[Entries from a dataset of interfaces]
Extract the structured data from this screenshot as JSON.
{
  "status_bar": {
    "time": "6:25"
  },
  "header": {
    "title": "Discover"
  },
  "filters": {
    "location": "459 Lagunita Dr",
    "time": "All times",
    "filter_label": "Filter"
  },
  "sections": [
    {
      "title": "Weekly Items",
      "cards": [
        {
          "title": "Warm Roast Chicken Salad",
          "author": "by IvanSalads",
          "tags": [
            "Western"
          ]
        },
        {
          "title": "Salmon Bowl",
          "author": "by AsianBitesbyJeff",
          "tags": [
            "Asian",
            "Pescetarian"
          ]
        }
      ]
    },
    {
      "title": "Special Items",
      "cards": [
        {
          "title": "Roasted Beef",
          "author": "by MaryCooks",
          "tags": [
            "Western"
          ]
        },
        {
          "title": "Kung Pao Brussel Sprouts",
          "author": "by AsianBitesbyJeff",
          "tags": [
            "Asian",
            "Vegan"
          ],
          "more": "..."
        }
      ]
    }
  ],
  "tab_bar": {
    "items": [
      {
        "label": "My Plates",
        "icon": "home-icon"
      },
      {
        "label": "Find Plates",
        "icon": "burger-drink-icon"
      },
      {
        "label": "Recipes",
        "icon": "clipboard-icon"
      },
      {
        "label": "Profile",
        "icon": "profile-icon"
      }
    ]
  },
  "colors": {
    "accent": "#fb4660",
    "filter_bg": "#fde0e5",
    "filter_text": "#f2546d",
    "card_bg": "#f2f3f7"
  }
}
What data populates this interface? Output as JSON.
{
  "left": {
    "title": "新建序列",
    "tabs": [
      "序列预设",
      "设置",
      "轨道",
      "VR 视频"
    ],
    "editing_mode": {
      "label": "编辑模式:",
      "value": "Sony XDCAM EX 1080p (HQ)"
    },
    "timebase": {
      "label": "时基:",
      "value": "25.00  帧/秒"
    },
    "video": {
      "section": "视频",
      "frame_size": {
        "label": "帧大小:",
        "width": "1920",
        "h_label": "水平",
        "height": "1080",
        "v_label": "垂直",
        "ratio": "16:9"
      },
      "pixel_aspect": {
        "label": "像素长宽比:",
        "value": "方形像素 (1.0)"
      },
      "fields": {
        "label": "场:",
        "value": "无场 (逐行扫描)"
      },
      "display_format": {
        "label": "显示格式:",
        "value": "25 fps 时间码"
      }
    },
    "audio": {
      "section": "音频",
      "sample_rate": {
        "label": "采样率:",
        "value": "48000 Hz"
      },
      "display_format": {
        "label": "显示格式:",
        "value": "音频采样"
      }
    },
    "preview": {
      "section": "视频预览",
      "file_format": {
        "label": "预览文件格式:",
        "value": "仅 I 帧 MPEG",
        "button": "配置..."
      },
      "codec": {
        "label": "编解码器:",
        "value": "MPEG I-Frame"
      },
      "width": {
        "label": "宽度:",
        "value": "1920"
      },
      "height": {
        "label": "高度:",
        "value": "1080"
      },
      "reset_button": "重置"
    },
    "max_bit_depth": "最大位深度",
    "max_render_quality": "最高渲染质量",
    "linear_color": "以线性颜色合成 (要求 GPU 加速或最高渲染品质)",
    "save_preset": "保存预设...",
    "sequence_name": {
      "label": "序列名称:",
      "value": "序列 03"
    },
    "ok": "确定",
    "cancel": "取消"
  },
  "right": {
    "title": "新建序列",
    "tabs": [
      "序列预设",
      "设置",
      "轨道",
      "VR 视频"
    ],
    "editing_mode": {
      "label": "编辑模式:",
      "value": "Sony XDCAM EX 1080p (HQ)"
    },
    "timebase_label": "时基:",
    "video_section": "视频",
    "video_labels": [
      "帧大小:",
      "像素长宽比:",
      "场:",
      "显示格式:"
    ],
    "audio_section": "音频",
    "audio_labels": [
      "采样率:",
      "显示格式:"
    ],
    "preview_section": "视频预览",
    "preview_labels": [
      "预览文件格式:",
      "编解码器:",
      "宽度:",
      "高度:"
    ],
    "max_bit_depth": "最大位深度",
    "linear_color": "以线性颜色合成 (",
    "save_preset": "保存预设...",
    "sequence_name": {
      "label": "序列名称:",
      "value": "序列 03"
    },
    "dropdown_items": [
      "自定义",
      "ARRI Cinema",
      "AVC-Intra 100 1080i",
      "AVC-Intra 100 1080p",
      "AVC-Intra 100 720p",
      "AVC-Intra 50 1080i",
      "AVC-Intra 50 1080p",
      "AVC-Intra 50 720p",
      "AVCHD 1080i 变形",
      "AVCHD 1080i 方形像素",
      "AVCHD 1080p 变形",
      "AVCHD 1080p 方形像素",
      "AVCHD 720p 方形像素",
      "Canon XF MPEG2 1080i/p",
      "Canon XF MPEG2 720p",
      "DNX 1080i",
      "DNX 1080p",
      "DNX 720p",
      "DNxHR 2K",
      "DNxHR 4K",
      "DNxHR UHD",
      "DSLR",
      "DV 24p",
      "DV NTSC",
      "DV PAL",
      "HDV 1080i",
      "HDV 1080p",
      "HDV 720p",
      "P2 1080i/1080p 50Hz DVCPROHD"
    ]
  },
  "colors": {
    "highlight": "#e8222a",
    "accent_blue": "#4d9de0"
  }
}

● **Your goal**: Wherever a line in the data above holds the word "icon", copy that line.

● **Response for this exercise**:
        "icon": "home-icon"
        "icon": "burger-drink-icon"
        "icon": "clipboard-icon"
        "icon": "profile-icon"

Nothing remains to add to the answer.